Would you print the listing that follows exactly, but without its pictures?

RECORDED DATA:
* * * * * * *
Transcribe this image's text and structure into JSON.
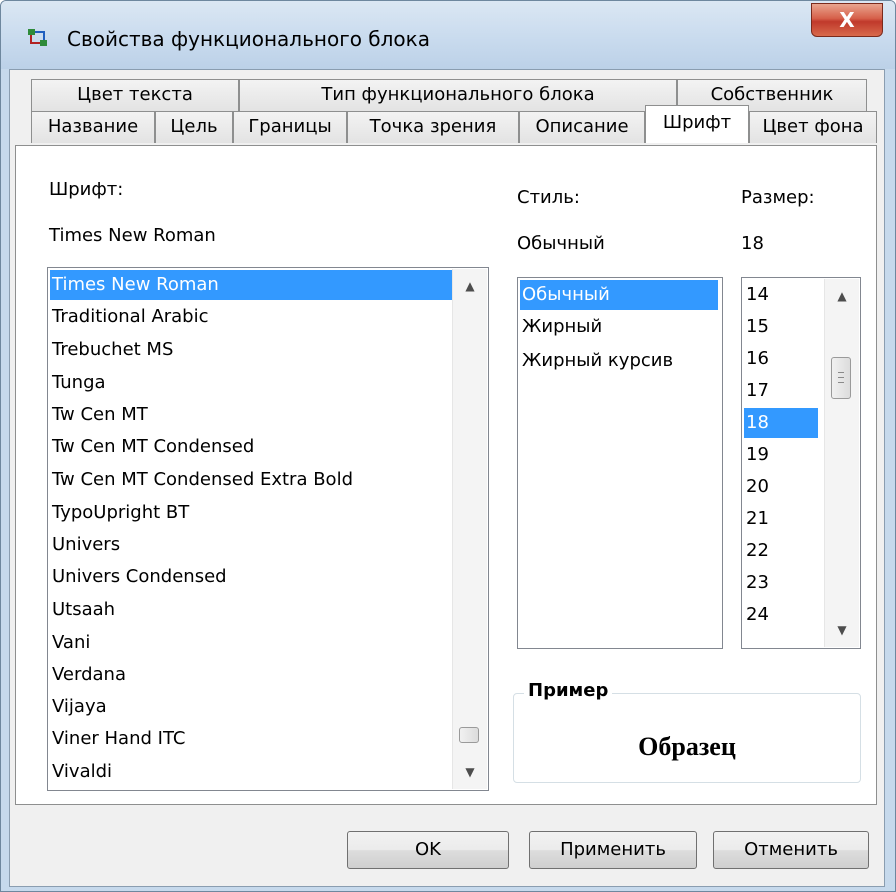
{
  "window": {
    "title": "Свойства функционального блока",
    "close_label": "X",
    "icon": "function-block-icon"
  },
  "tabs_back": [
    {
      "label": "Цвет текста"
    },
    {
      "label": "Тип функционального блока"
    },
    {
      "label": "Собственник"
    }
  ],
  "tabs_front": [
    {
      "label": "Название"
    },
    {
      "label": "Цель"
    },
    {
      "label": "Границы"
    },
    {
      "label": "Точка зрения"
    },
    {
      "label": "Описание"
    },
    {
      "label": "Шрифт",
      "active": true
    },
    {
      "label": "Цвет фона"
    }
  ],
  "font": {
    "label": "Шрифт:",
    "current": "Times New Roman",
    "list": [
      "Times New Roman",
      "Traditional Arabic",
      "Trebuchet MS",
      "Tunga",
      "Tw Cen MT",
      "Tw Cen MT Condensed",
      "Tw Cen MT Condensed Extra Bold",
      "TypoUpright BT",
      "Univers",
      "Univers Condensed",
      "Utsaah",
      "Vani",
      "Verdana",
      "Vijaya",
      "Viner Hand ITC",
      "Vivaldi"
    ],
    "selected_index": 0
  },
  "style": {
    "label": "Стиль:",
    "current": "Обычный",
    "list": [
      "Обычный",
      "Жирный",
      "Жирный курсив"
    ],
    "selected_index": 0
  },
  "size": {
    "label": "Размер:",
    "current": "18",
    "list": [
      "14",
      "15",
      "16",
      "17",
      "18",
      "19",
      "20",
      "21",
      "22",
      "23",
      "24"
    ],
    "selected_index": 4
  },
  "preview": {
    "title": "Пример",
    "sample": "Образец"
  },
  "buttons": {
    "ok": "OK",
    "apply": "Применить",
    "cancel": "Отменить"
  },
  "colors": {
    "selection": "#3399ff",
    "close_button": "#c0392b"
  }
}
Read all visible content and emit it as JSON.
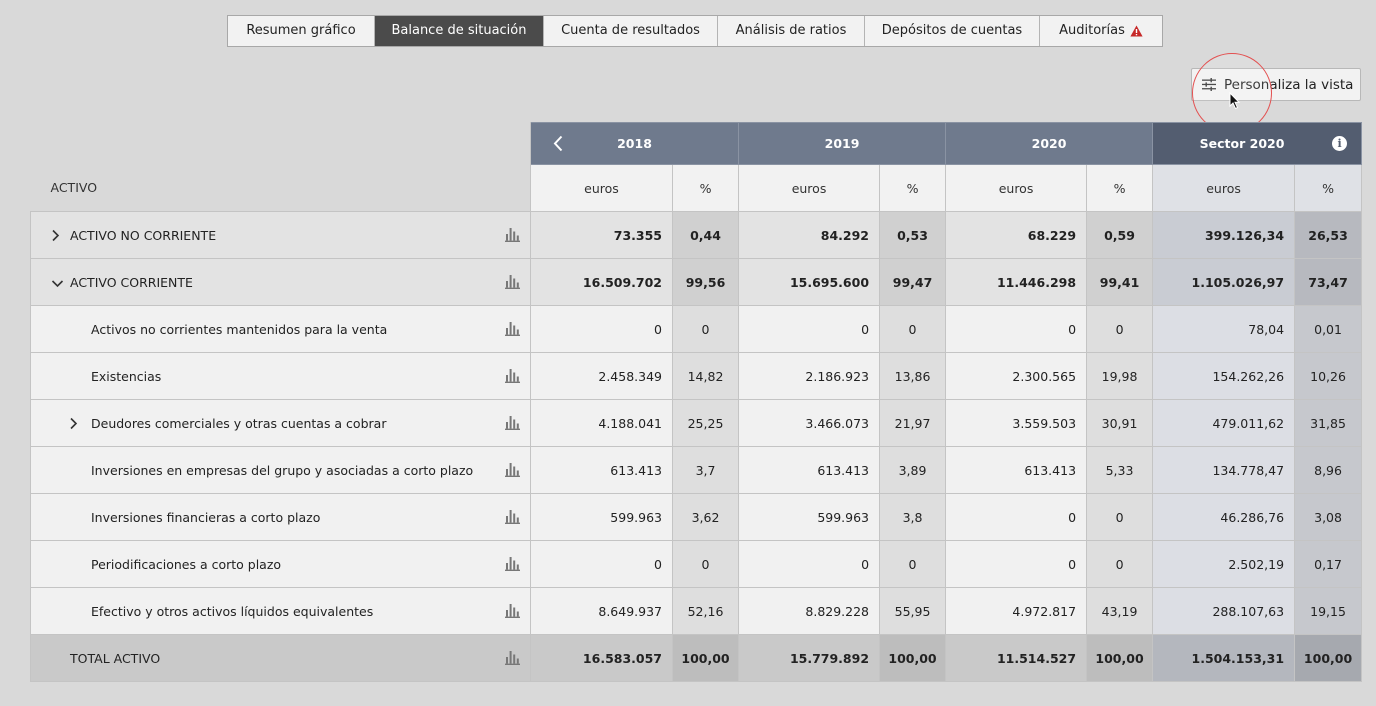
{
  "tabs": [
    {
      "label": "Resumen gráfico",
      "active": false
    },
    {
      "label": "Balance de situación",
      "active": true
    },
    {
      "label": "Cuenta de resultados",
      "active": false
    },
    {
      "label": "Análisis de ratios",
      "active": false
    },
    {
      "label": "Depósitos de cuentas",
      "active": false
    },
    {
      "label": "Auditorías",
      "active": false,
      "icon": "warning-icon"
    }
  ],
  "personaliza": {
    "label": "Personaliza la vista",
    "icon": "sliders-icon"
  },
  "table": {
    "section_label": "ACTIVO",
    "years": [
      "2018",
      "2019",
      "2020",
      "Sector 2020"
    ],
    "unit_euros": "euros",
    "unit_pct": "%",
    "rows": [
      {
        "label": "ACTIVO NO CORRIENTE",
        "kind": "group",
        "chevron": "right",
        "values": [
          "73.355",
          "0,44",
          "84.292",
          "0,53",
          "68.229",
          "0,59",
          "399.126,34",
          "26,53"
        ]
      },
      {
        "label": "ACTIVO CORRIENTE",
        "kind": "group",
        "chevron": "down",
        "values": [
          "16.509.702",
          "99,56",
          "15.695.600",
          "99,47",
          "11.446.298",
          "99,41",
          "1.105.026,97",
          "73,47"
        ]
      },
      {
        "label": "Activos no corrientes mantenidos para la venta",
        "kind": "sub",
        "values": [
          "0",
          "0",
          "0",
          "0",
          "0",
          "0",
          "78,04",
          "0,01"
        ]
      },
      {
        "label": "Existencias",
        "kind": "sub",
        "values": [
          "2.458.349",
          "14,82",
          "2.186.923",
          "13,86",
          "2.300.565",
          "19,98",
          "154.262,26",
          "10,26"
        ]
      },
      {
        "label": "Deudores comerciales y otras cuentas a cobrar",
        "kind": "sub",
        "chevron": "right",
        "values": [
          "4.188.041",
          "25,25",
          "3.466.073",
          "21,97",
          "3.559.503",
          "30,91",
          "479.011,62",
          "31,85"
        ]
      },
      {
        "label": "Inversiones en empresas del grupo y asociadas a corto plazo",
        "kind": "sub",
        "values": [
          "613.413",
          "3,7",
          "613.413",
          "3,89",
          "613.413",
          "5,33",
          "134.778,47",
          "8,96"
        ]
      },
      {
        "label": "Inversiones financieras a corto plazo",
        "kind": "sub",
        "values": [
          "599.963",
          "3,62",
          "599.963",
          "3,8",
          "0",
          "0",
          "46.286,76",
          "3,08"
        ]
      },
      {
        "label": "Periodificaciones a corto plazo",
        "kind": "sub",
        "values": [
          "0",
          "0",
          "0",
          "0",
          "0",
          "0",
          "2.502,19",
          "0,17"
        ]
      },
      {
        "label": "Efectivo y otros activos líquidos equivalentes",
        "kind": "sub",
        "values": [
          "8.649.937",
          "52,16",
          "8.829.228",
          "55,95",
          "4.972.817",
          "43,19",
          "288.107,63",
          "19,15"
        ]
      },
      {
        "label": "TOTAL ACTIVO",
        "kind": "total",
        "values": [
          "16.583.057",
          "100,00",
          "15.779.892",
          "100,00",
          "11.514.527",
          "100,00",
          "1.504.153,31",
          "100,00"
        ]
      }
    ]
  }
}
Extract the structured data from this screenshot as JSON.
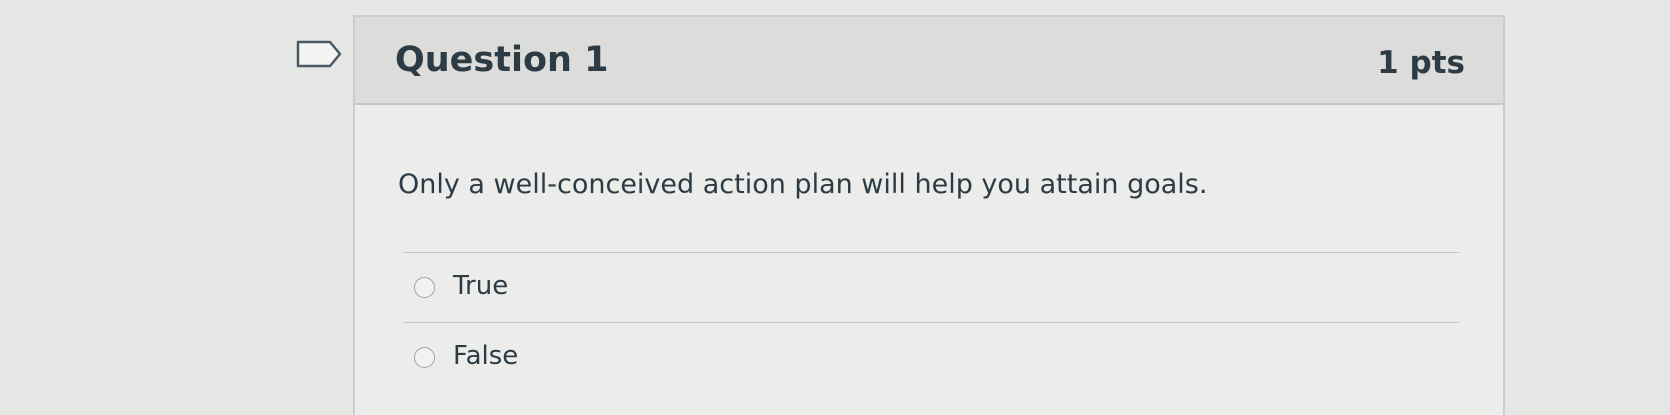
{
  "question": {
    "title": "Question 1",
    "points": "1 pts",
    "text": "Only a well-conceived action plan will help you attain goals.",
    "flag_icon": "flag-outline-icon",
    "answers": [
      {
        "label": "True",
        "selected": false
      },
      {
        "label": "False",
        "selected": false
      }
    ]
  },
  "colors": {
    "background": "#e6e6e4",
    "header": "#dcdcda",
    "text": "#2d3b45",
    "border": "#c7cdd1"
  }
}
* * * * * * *
EXPECTED ANSWER:
Transcribe this image's text and structure into JSON.
{
  "window": {
    "title": "Свойства функционального блока",
    "close_label": "X",
    "icon": "function-block-icon"
  },
  "tabs_back": [
    {
      "label": "Цвет текста"
    },
    {
      "label": "Тип функционального блока"
    },
    {
      "label": "Собственник"
    }
  ],
  "tabs_front": [
    {
      "label": "Название"
    },
    {
      "label": "Цель"
    },
    {
      "label": "Границы"
    },
    {
      "label": "Точка зрения"
    },
    {
      "label": "Описание"
    },
    {
      "label": "Шрифт",
      "active": true
    },
    {
      "label": "Цвет фона"
    }
  ],
  "font": {
    "label": "Шрифт:",
    "current": "Times New Roman",
    "list": [
      "Times New Roman",
      "Traditional Arabic",
      "Trebuchet MS",
      "Tunga",
      "Tw Cen MT",
      "Tw Cen MT Condensed",
      "Tw Cen MT Condensed Extra Bold",
      "TypoUpright BT",
      "Univers",
      "Univers Condensed",
      "Utsaah",
      "Vani",
      "Verdana",
      "Vijaya",
      "Viner Hand ITC",
      "Vivaldi"
    ],
    "selected_index": 0
  },
  "style": {
    "label": "Стиль:",
    "current": "Обычный",
    "list": [
      "Обычный",
      "Жирный",
      "Жирный курсив"
    ],
    "selected_index": 0
  },
  "size": {
    "label": "Размер:",
    "current": "18",
    "list": [
      "14",
      "15",
      "16",
      "17",
      "18",
      "19",
      "20",
      "21",
      "22",
      "23",
      "24"
    ],
    "selected_index": 4
  },
  "preview": {
    "title": "Пример",
    "sample": "Образец"
  },
  "buttons": {
    "ok": "OK",
    "apply": "Применить",
    "cancel": "Отменить"
  },
  "colors": {
    "selection": "#3399ff",
    "close_button": "#c0392b"
  }
}
Read all visible content and emit it as JSON.
{
  "tabs": [
    {
      "label": "Resumen gráfico",
      "active": false
    },
    {
      "label": "Balance de situación",
      "active": true
    },
    {
      "label": "Cuenta de resultados",
      "active": false
    },
    {
      "label": "Análisis de ratios",
      "active": false
    },
    {
      "label": "Depósitos de cuentas",
      "active": false
    },
    {
      "label": "Auditorías",
      "active": false,
      "icon": "warning-icon"
    }
  ],
  "personaliza": {
    "label": "Personaliza la vista",
    "icon": "sliders-icon"
  },
  "table": {
    "section_label": "ACTIVO",
    "years": [
      "2018",
      "2019",
      "2020",
      "Sector 2020"
    ],
    "unit_euros": "euros",
    "unit_pct": "%",
    "rows": [
      {
        "label": "ACTIVO NO CORRIENTE",
        "kind": "group",
        "chevron": "right",
        "values": [
          "73.355",
          "0,44",
          "84.292",
          "0,53",
          "68.229",
          "0,59",
          "399.126,34",
          "26,53"
        ]
      },
      {
        "label": "ACTIVO CORRIENTE",
        "kind": "group",
        "chevron": "down",
        "values": [
          "16.509.702",
          "99,56",
          "15.695.600",
          "99,47",
          "11.446.298",
          "99,41",
          "1.105.026,97",
          "73,47"
        ]
      },
      {
        "label": "Activos no corrientes mantenidos para la venta",
        "kind": "sub",
        "values": [
          "0",
          "0",
          "0",
          "0",
          "0",
          "0",
          "78,04",
          "0,01"
        ]
      },
      {
        "label": "Existencias",
        "kind": "sub",
        "values": [
          "2.458.349",
          "14,82",
          "2.186.923",
          "13,86",
          "2.300.565",
          "19,98",
          "154.262,26",
          "10,26"
        ]
      },
      {
        "label": "Deudores comerciales y otras cuentas a cobrar",
        "kind": "sub",
        "chevron": "right",
        "values": [
          "4.188.041",
          "25,25",
          "3.466.073",
          "21,97",
          "3.559.503",
          "30,91",
          "479.011,62",
          "31,85"
        ]
      },
      {
        "label": "Inversiones en empresas del grupo y asociadas a corto plazo",
        "kind": "sub",
        "values": [
          "613.413",
          "3,7",
          "613.413",
          "3,89",
          "613.413",
          "5,33",
          "134.778,47",
          "8,96"
        ]
      },
      {
        "label": "Inversiones financieras a corto plazo",
        "kind": "sub",
        "values": [
          "599.963",
          "3,62",
          "599.963",
          "3,8",
          "0",
          "0",
          "46.286,76",
          "3,08"
        ]
      },
      {
        "label": "Periodificaciones a corto plazo",
        "kind": "sub",
        "values": [
          "0",
          "0",
          "0",
          "0",
          "0",
          "0",
          "2.502,19",
          "0,17"
        ]
      },
      {
        "label": "Efectivo y otros activos líquidos equivalentes",
        "kind": "sub",
        "values": [
          "8.649.937",
          "52,16",
          "8.829.228",
          "55,95",
          "4.972.817",
          "43,19",
          "288.107,63",
          "19,15"
        ]
      },
      {
        "label": "TOTAL ACTIVO",
        "kind": "total",
        "values": [
          "16.583.057",
          "100,00",
          "15.779.892",
          "100,00",
          "11.514.527",
          "100,00",
          "1.504.153,31",
          "100,00"
        ]
      }
    ]
  }
}
Extract the structured data from this screenshot as JSON.
{
  "question": {
    "title": "Question 1",
    "points": "1 pts",
    "text": "Only a well-conceived action plan will help you attain goals.",
    "flag_icon": "flag-outline-icon",
    "answers": [
      {
        "label": "True",
        "selected": false
      },
      {
        "label": "False",
        "selected": false
      }
    ]
  },
  "colors": {
    "background": "#e6e6e4",
    "header": "#dcdcda",
    "text": "#2d3b45",
    "border": "#c7cdd1"
  }
}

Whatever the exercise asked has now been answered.